EXERCISE GOAL.
Tally every line of the records below that includes "staff", and reply with the total alone.

PROVIDED DATA.
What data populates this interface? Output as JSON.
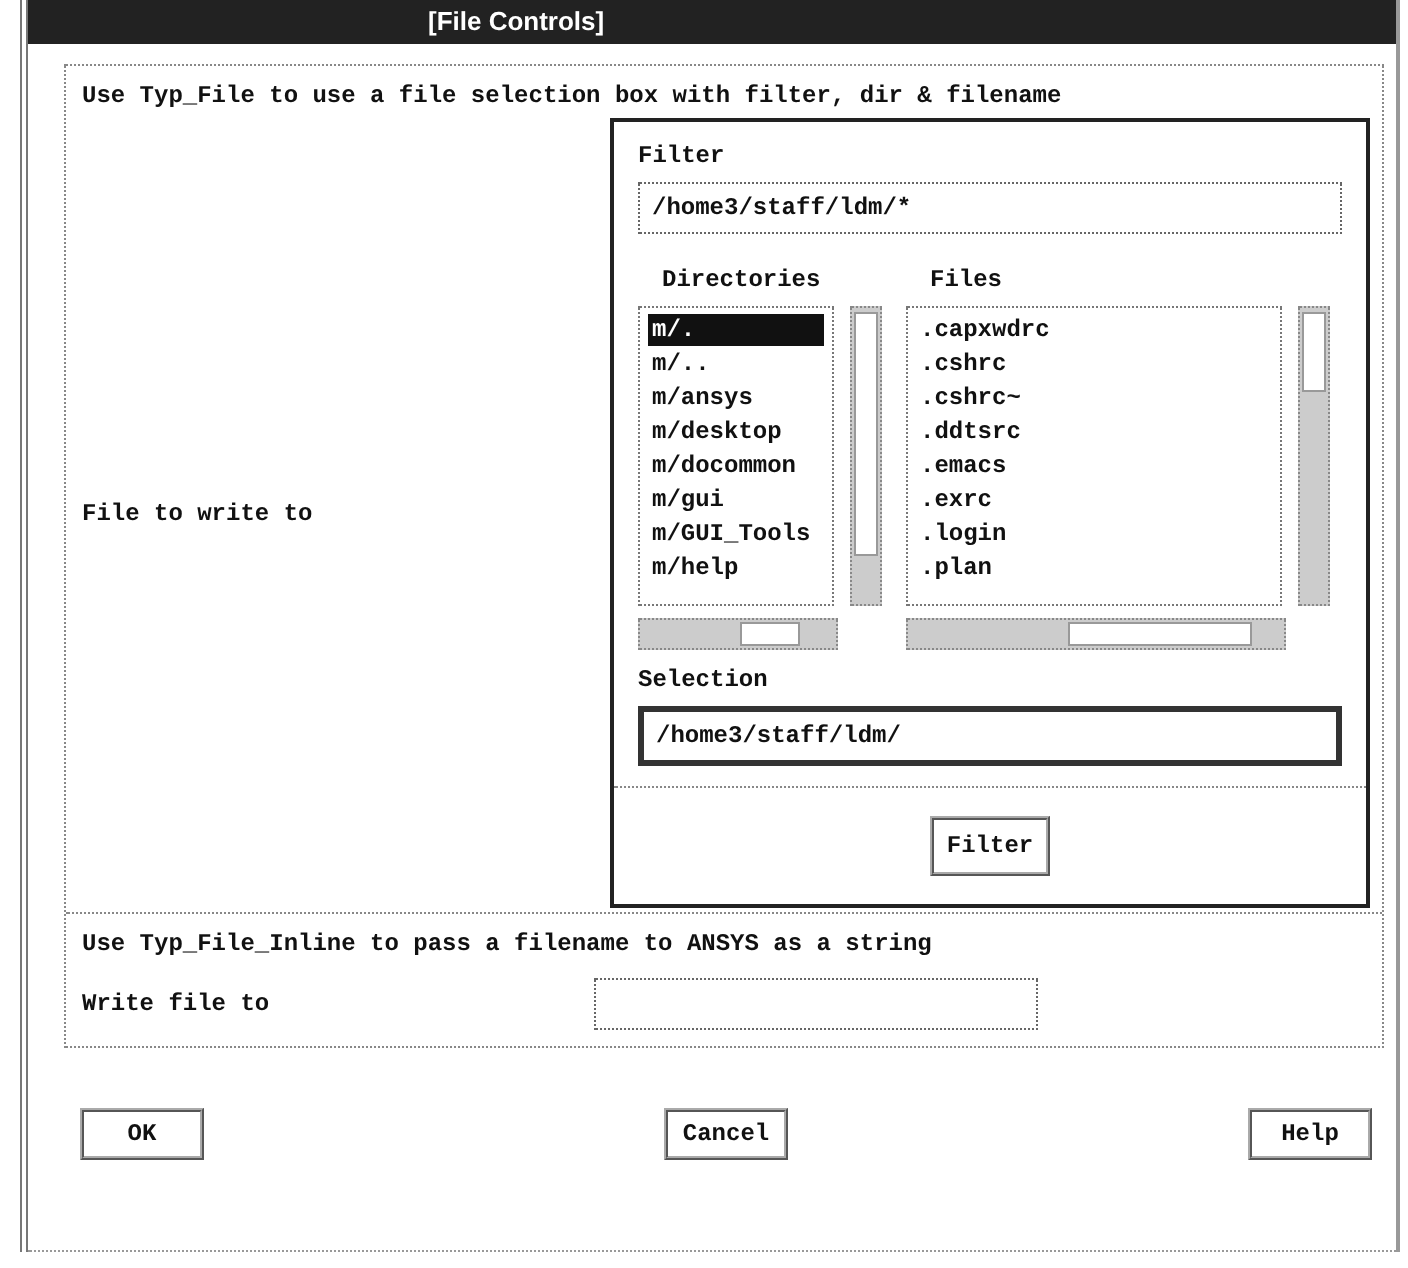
{
  "window": {
    "title": "[File Controls]"
  },
  "file_section": {
    "description": "Use Typ_File to use a file selection box with filter, dir & filename",
    "label": "File to write to",
    "filter": {
      "label": "Filter",
      "value": "/home3/staff/ldm/*"
    },
    "directories": {
      "label": "Directories",
      "items": [
        {
          "text": "m/.",
          "selected": true
        },
        {
          "text": "m/..",
          "selected": false
        },
        {
          "text": "m/ansys",
          "selected": false
        },
        {
          "text": "m/desktop",
          "selected": false
        },
        {
          "text": "m/docommon",
          "selected": false
        },
        {
          "text": "m/gui",
          "selected": false
        },
        {
          "text": "m/GUI_Tools",
          "selected": false
        },
        {
          "text": "m/help",
          "selected": false
        }
      ]
    },
    "files": {
      "label": "Files",
      "items": [
        ".capxwdrc",
        ".cshrc",
        ".cshrc~",
        ".ddtsrc",
        ".emacs",
        ".exrc",
        ".login",
        ".plan"
      ]
    },
    "selection": {
      "label": "Selection",
      "value": "/home3/staff/ldm/"
    },
    "filter_button": "Filter"
  },
  "inline_section": {
    "description": "Use Typ_File_Inline to pass a filename to ANSYS as a string",
    "label": "Write file to"
  },
  "buttons": [
    "OK",
    "Cancel",
    "Help"
  ]
}
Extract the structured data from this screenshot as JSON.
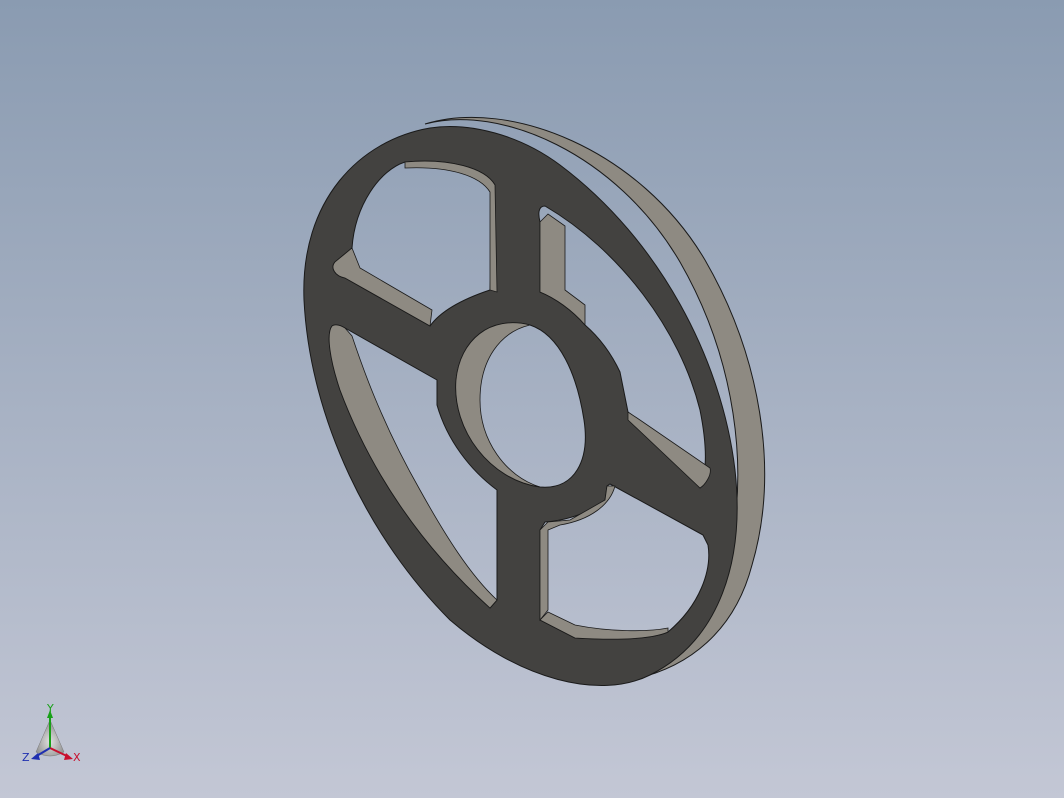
{
  "viewport": {
    "background_top": "#8a9bb1",
    "background_bottom": "#c3c7d5"
  },
  "part": {
    "name": "spoked-ring",
    "face_color": "#434240",
    "side_color": "#8e8a82",
    "edge_color": "#1a1a1a"
  },
  "triad": {
    "x_label": "X",
    "y_label": "Y",
    "z_label": "Z",
    "x_color": "#c8102e",
    "y_color": "#18a018",
    "z_color": "#1f2fb0"
  }
}
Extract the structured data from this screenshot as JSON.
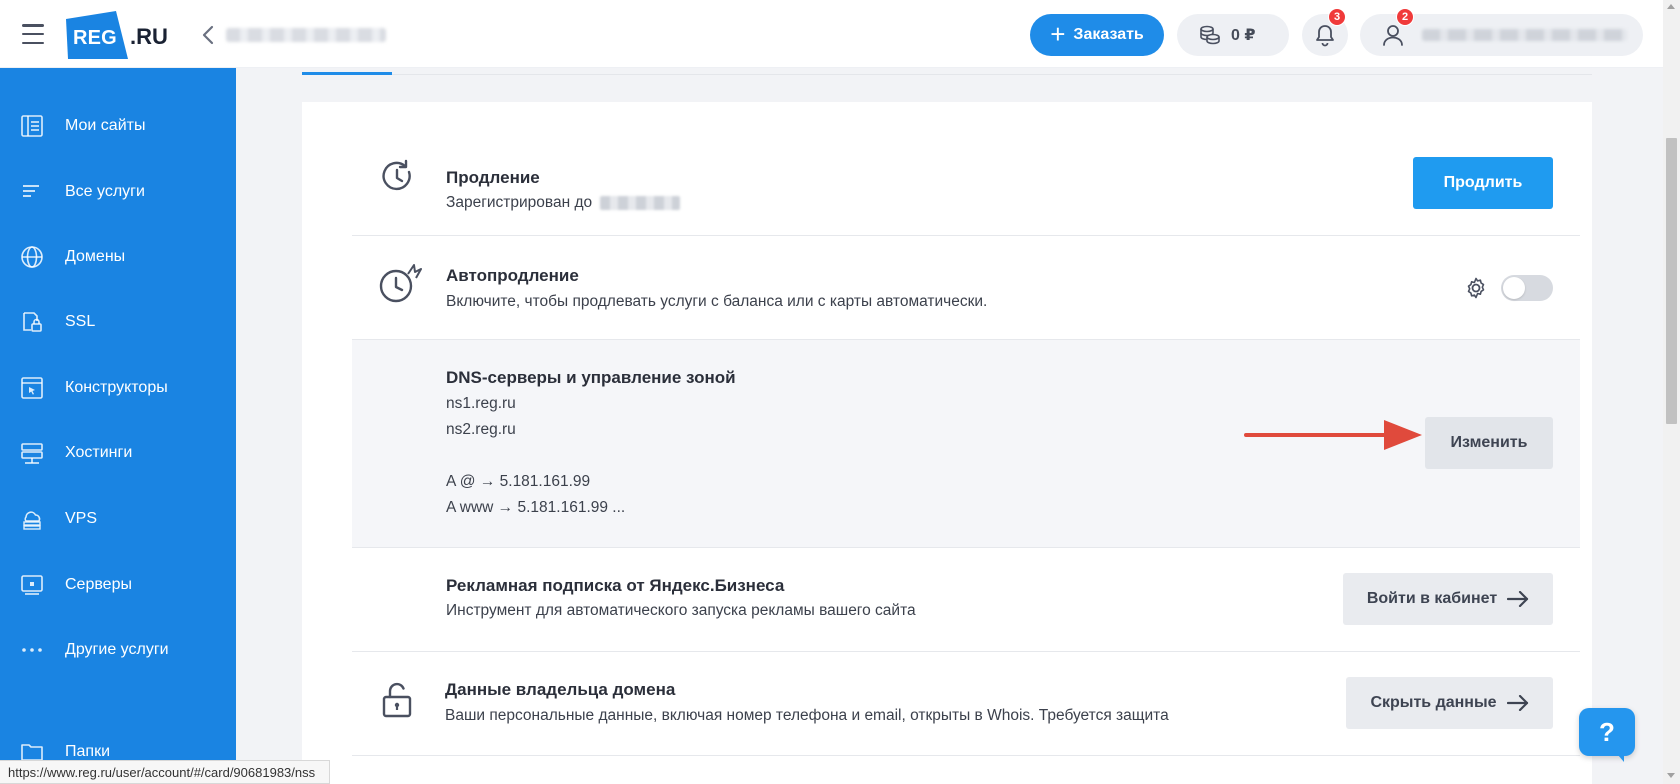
{
  "header": {
    "logo_text": "REG",
    "logo_suffix": ".RU",
    "order_label": "Заказать",
    "balance": "0 ₽",
    "notifications_count": "3",
    "profile_count": "2"
  },
  "sidebar": {
    "items": [
      {
        "label": "Мои сайты",
        "icon": "sites-icon"
      },
      {
        "label": "Все услуги",
        "icon": "list-icon"
      },
      {
        "label": "Домены",
        "icon": "globe-icon"
      },
      {
        "label": "SSL",
        "icon": "ssl-lock-icon"
      },
      {
        "label": "Конструкторы",
        "icon": "constructor-icon"
      },
      {
        "label": "Хостинги",
        "icon": "hosting-icon"
      },
      {
        "label": "VPS",
        "icon": "vps-cloud-icon"
      },
      {
        "label": "Серверы",
        "icon": "server-icon"
      },
      {
        "label": "Другие услуги",
        "icon": "more-dots-icon"
      },
      {
        "label": "Папки",
        "icon": "folder-icon"
      }
    ]
  },
  "sections": {
    "renewal": {
      "title": "Продление",
      "subtitle": "Зарегистрирован до",
      "button": "Продлить"
    },
    "autorenewal": {
      "title": "Автопродление",
      "subtitle": "Включите, чтобы продлевать услуги с баланса или с карты автоматически.",
      "enabled": false
    },
    "dns": {
      "title": "DNS-серверы и управление зоной",
      "ns1": "ns1.reg.ru",
      "ns2": "ns2.reg.ru",
      "record1": "A @ → 5.181.161.99",
      "record2": "A www → 5.181.161.99 ...",
      "button": "Изменить"
    },
    "ads": {
      "title": "Рекламная подписка от Яндекс.Бизнеса",
      "subtitle": "Инструмент для автоматического запуска рекламы вашего сайта",
      "button": "Войти в кабинет"
    },
    "owner": {
      "title": "Данные владельца домена",
      "subtitle": "Ваши персональные данные, включая номер телефона и email, открыты в Whois. Требуется защита",
      "button": "Скрыть данные"
    }
  },
  "help_label": "?",
  "statusbar_url": "https://www.reg.ru/user/account/#/card/90681983/nss",
  "colors": {
    "sidebar": "#1a84e2",
    "primary": "#1f9bf0",
    "badge": "#f03a3a",
    "arrow": "#e04a3c"
  }
}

REPLY.
2